● **Task directions**:
Find every line below that contains the word "subtitle" and copy it out.
──────── Records for the exercise
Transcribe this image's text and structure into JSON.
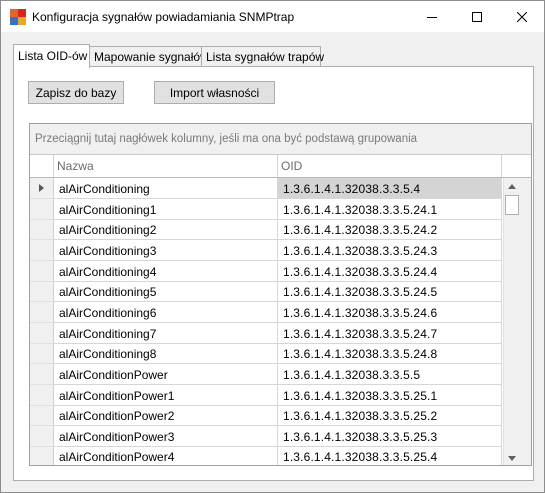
{
  "window": {
    "title": "Konfiguracja sygnałów powiadamiania SNMPtrap",
    "icon": "app-icon",
    "colors": {
      "icon_orange": "#e8602a",
      "icon_red": "#d4261c",
      "icon_blue": "#3b6fc4",
      "icon_gold": "#e8a92a"
    }
  },
  "tabs": [
    {
      "label": "Lista OID-ów"
    },
    {
      "label": "Mapowanie sygnałów"
    },
    {
      "label": "Lista sygnałów trapów"
    }
  ],
  "toolbar": {
    "save_label": "Zapisz do bazy",
    "import_label": "Import własności"
  },
  "grid": {
    "group_hint": "Przeciągnij tutaj nagłówek kolumny, jeśli ma ona być podstawą grupowania",
    "columns": [
      "Nazwa",
      "OID"
    ],
    "selected_row_marker": "row-pointer-icon",
    "rows": [
      {
        "name": "alAirConditioning",
        "oid": "1.3.6.1.4.1.32038.3.3.5.4"
      },
      {
        "name": "alAirConditioning1",
        "oid": "1.3.6.1.4.1.32038.3.3.5.24.1"
      },
      {
        "name": "alAirConditioning2",
        "oid": "1.3.6.1.4.1.32038.3.3.5.24.2"
      },
      {
        "name": "alAirConditioning3",
        "oid": "1.3.6.1.4.1.32038.3.3.5.24.3"
      },
      {
        "name": "alAirConditioning4",
        "oid": "1.3.6.1.4.1.32038.3.3.5.24.4"
      },
      {
        "name": "alAirConditioning5",
        "oid": "1.3.6.1.4.1.32038.3.3.5.24.5"
      },
      {
        "name": "alAirConditioning6",
        "oid": "1.3.6.1.4.1.32038.3.3.5.24.6"
      },
      {
        "name": "alAirConditioning7",
        "oid": "1.3.6.1.4.1.32038.3.3.5.24.7"
      },
      {
        "name": "alAirConditioning8",
        "oid": "1.3.6.1.4.1.32038.3.3.5.24.8"
      },
      {
        "name": "alAirConditionPower",
        "oid": "1.3.6.1.4.1.32038.3.3.5.5"
      },
      {
        "name": "alAirConditionPower1",
        "oid": "1.3.6.1.4.1.32038.3.3.5.25.1"
      },
      {
        "name": "alAirConditionPower2",
        "oid": "1.3.6.1.4.1.32038.3.3.5.25.2"
      },
      {
        "name": "alAirConditionPower3",
        "oid": "1.3.6.1.4.1.32038.3.3.5.25.3"
      },
      {
        "name": "alAirConditionPower4",
        "oid": "1.3.6.1.4.1.32038.3.3.5.25.4"
      }
    ]
  }
}
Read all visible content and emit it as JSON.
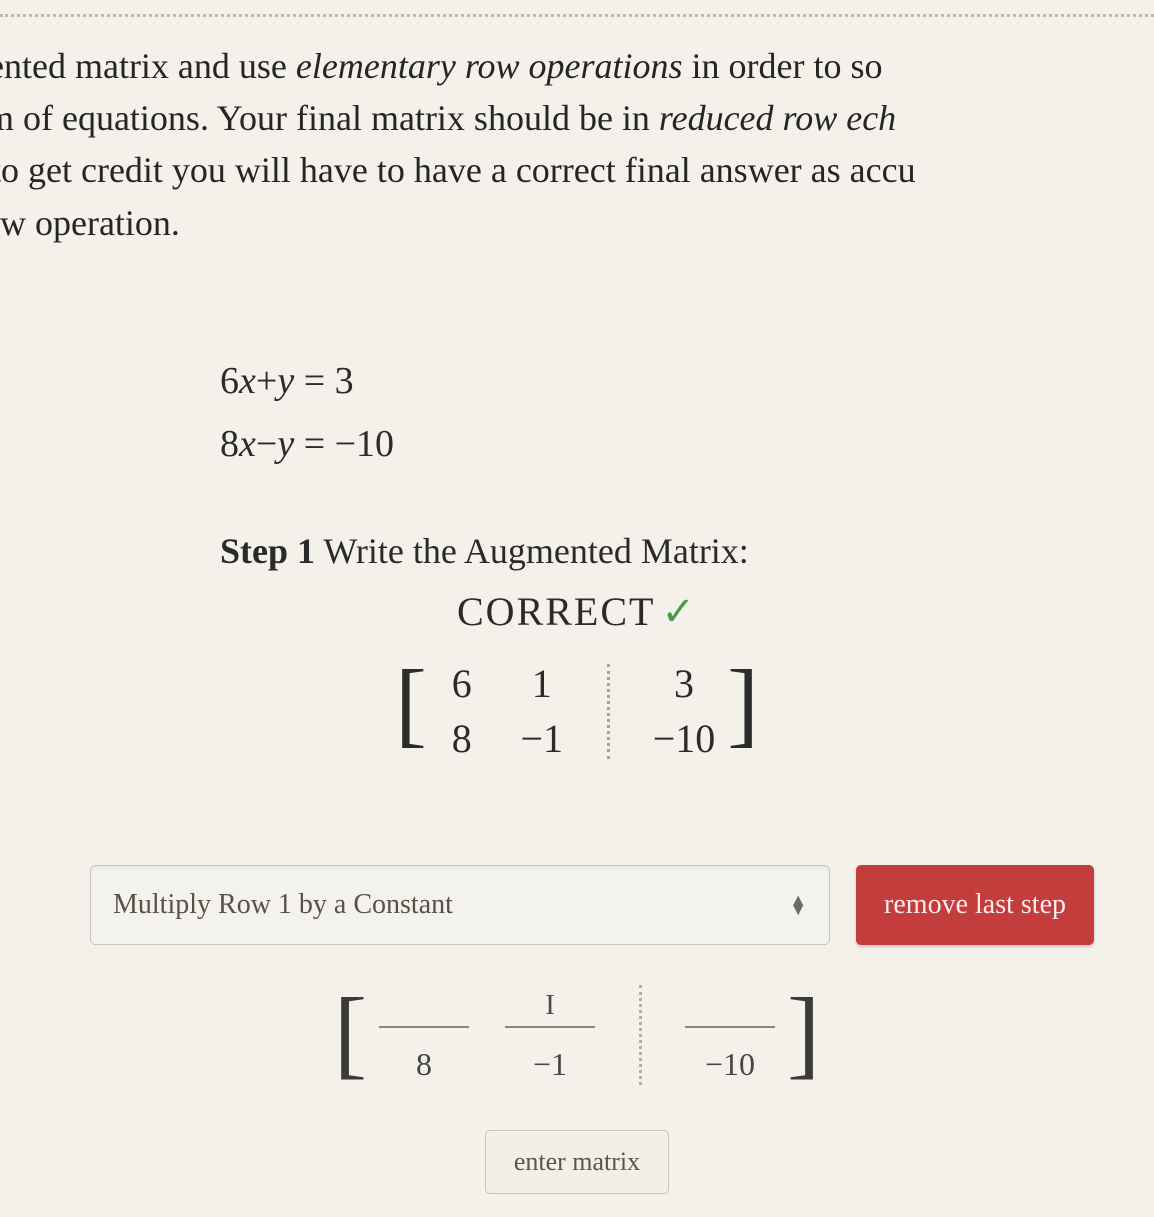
{
  "prompt": {
    "line1_a": "nented matrix and use ",
    "line1_b": "elementary row operations",
    "line1_c": " in order to so",
    "line2_a": "em of equations. Your final matrix should be in ",
    "line2_b": "reduced row ech",
    "line3": "r to get credit you will have to have a correct final answer as accu",
    "line4": "row operation."
  },
  "equations": {
    "eq1_lhs_a": "6",
    "eq1_lhs_b": "x",
    "eq1_lhs_c": "+",
    "eq1_lhs_d": "y",
    "eq1_rhs": " = 3",
    "eq2_lhs_a": "8",
    "eq2_lhs_b": "x",
    "eq2_lhs_c": "−",
    "eq2_lhs_d": "y",
    "eq2_rhs": " = −10"
  },
  "step": {
    "label_bold": "Step 1",
    "label_rest": " Write the Augmented Matrix:"
  },
  "feedback": {
    "text": "CORRECT",
    "check": "✓"
  },
  "matrix1": {
    "r1c1": "6",
    "r1c2": "1",
    "r1c3": "3",
    "r2c1": "8",
    "r2c2": "−1",
    "r2c3": "−10"
  },
  "operation_select": {
    "value": "Multiply Row 1 by a Constant"
  },
  "remove_button": "remove last step",
  "matrix2": {
    "r1c1": "",
    "r1c2_cursor": "I",
    "r1c3": "",
    "r2c1": "8",
    "r2c2": "−1",
    "r2c3": "−10"
  },
  "enter_button": "enter matrix"
}
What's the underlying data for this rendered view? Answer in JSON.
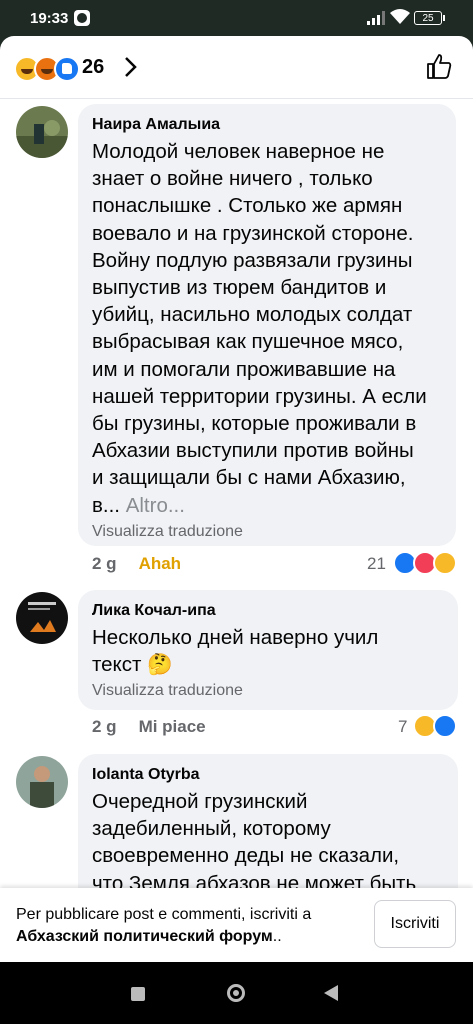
{
  "status": {
    "time": "19:33",
    "battery": "25"
  },
  "header": {
    "reaction_count": "26",
    "reactions": [
      "haha",
      "angry",
      "like"
    ]
  },
  "comments": [
    {
      "author": "Наира Амалыиа",
      "text": "Молодой человек наверное не\nзнает о войне ничего , только\nпонаслышке . Столько же армян\nвоевало и на грузинской стороне.\nВойну подлую развязали грузины\nвыпустив из тюрем бандитов и\nубийц,  насильно молодых солдат\nвыбрасывая как пушечное мясо,\nим и помогали проживавшие на\nнашей территории грузины. А если\nбы грузины, которые проживали в\nАбхазии выступили против войны\nи защищали бы с нами Абхазию,\nв...",
      "more": "Altro...",
      "translate": "Visualizza traduzione",
      "time": "2 g",
      "action": "Ahah",
      "reaction_count": "21",
      "reactions": [
        "like",
        "love",
        "haha"
      ]
    },
    {
      "author": "Лика Кочал-ипа",
      "text": "Несколько дней наверно учил\nтекст 🤔",
      "translate": "Visualizza traduzione",
      "time": "2 g",
      "action": "Mi piace",
      "reaction_count": "7",
      "reactions": [
        "haha",
        "like"
      ]
    },
    {
      "author": "Iolanta Otyrba",
      "text": "Очередной грузинский\nзадебиленный, которому\nсвоевременно деды не сказали,\nчто Земля абхазов не может быть"
    }
  ],
  "footer": {
    "prompt": "Per pubblicare post e commenti, iscriviti a",
    "group": "Абхазский политический форум",
    "suffix": "..",
    "button": "Iscriviti"
  },
  "colors": {
    "accent": "#1877f2",
    "haha": "#f7b928",
    "love": "#f33e58",
    "bubble": "#f0f2f5"
  }
}
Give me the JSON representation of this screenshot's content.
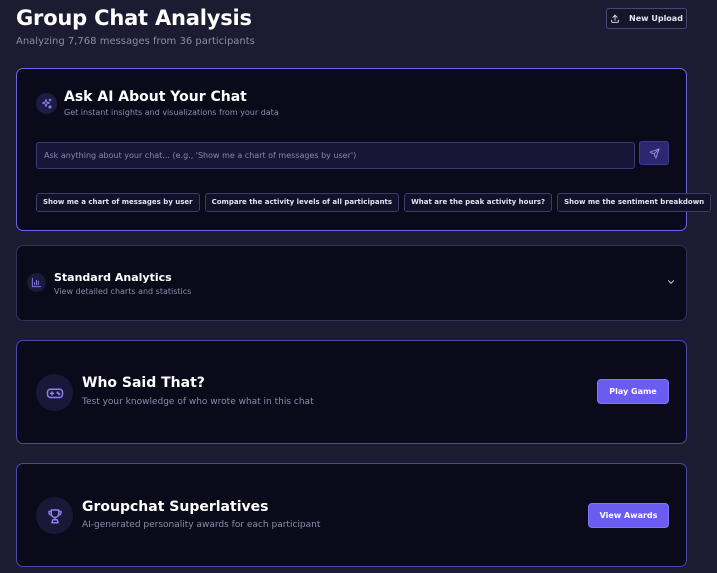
{
  "header": {
    "title": "Group Chat Analysis",
    "subtitle": "Analyzing 7,768 messages from 36 participants",
    "new_upload_label": "New Upload",
    "upload_icon": "upload-icon"
  },
  "ai_panel": {
    "title": "Ask AI About Your Chat",
    "subtitle": "Get instant insights and visualizations from your data",
    "icon": "sparkles-icon",
    "input_placeholder": "Ask anything about your chat... (e.g., 'Show me a chart of messages by user')",
    "input_value": "",
    "send_icon": "send-icon",
    "suggestions": [
      "Show me a chart of messages by user",
      "Compare the activity levels of all participants",
      "What are the peak activity hours?",
      "Show me the sentiment breakdown"
    ]
  },
  "standard_analytics": {
    "title": "Standard Analytics",
    "subtitle": "View detailed charts and statistics",
    "icon": "bar-chart-icon",
    "toggle_icon": "chevron-down-icon"
  },
  "who_said_that": {
    "title": "Who Said That?",
    "subtitle": "Test your knowledge of who wrote what in this chat",
    "button_label": "Play Game",
    "icon": "gamepad-icon"
  },
  "superlatives": {
    "title": "Groupchat Superlatives",
    "subtitle": "AI-generated personality awards for each participant",
    "button_label": "View Awards",
    "icon": "trophy-icon"
  },
  "colors": {
    "background": "#1c1b31",
    "card": "#0b0a1a",
    "accent": "#6a5cf0",
    "accent_border": "#6e63e3",
    "muted_text": "#8d8ba8"
  }
}
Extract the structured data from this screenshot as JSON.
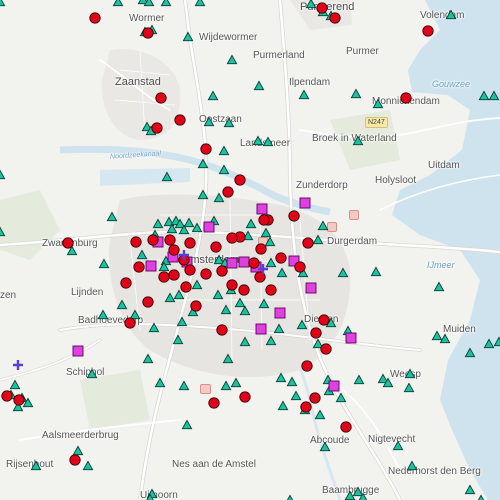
{
  "map": {
    "colors": {
      "land": "#f2f2ef",
      "water": "#cfe3ef",
      "road": "#ffffff",
      "road_edge": "#d6d6d2",
      "urban": "#e6e5e1",
      "green": "#dfe8d6",
      "circle_marker": "#e0001a",
      "triangle_marker": "#18c4a0",
      "square_marker": "#e040e0",
      "plus_marker": "#5a3fd0"
    },
    "marker_shapes": [
      "red-circle",
      "teal-triangle",
      "magenta-square",
      "purple-plus"
    ],
    "place_labels": [
      {
        "id": "wormer",
        "text": "Wormer"
      },
      {
        "id": "purmerend",
        "text": "Purmerend"
      },
      {
        "id": "volendam",
        "text": "Volendam"
      },
      {
        "id": "wijdewormer",
        "text": "Wijdewormer"
      },
      {
        "id": "purmerland",
        "text": "Purmerland"
      },
      {
        "id": "purmer",
        "text": "Purmer"
      },
      {
        "id": "zaanstad",
        "text": "Zaanstad"
      },
      {
        "id": "ilpendam",
        "text": "Ilpendam"
      },
      {
        "id": "monnickendam",
        "text": "Monnickendam"
      },
      {
        "id": "oostzaan",
        "text": "Oostzaan"
      },
      {
        "id": "landsmeer",
        "text": "Landsmeer"
      },
      {
        "id": "broek",
        "text": "Broek in Waterland"
      },
      {
        "id": "uitdam",
        "text": "Uitdam"
      },
      {
        "id": "zunderdorp",
        "text": "Zunderdorp"
      },
      {
        "id": "holysloot",
        "text": "Holysloot"
      },
      {
        "id": "zwanenburg",
        "text": "Zwanenburg"
      },
      {
        "id": "durgerdam",
        "text": "Durgerdam"
      },
      {
        "id": "amsterdam",
        "text": "Amsterdam"
      },
      {
        "id": "lijnden",
        "text": "Lijnden"
      },
      {
        "id": "badhoevedorp",
        "text": "Badhoevedorp"
      },
      {
        "id": "diemen",
        "text": "Diemen"
      },
      {
        "id": "muiden",
        "text": "Muiden"
      },
      {
        "id": "zen",
        "text": "zen"
      },
      {
        "id": "schiphol",
        "text": "Schiphol"
      },
      {
        "id": "weesp",
        "text": "Weesp"
      },
      {
        "id": "aalsmeerderbrug",
        "text": "Aalsmeerderbrug"
      },
      {
        "id": "abcoude",
        "text": "Abcoude"
      },
      {
        "id": "nigtevecht",
        "text": "Nigtevecht"
      },
      {
        "id": "rijsenhout",
        "text": "Rijsenhout"
      },
      {
        "id": "nesaandeamstel",
        "text": "Nes aan de Amstel"
      },
      {
        "id": "nederhorst",
        "text": "Nederhorst den Berg"
      },
      {
        "id": "uithoorn",
        "text": "Uithoorn"
      },
      {
        "id": "baambrugge",
        "text": "Baambrugge"
      }
    ],
    "water_labels": [
      {
        "id": "gouwzee",
        "text": "Gouwzee"
      },
      {
        "id": "ijmeer",
        "text": "IJmeer"
      },
      {
        "id": "noordzeekanaal",
        "text": "Noordzeekanaal"
      }
    ],
    "road_shields": [
      {
        "id": "n247",
        "text": "N247"
      }
    ]
  }
}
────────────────
● **Answer for the task**:
    "subtitle": "Analyzing 7,768 messages from 36 participants",
    "subtitle": "Get instant insights and visualizations from your data",
    "subtitle": "View detailed charts and statistics",
    "subtitle": "Test your knowledge of who wrote what in this chat",
    "subtitle": "AI-generated personality awards for each participant",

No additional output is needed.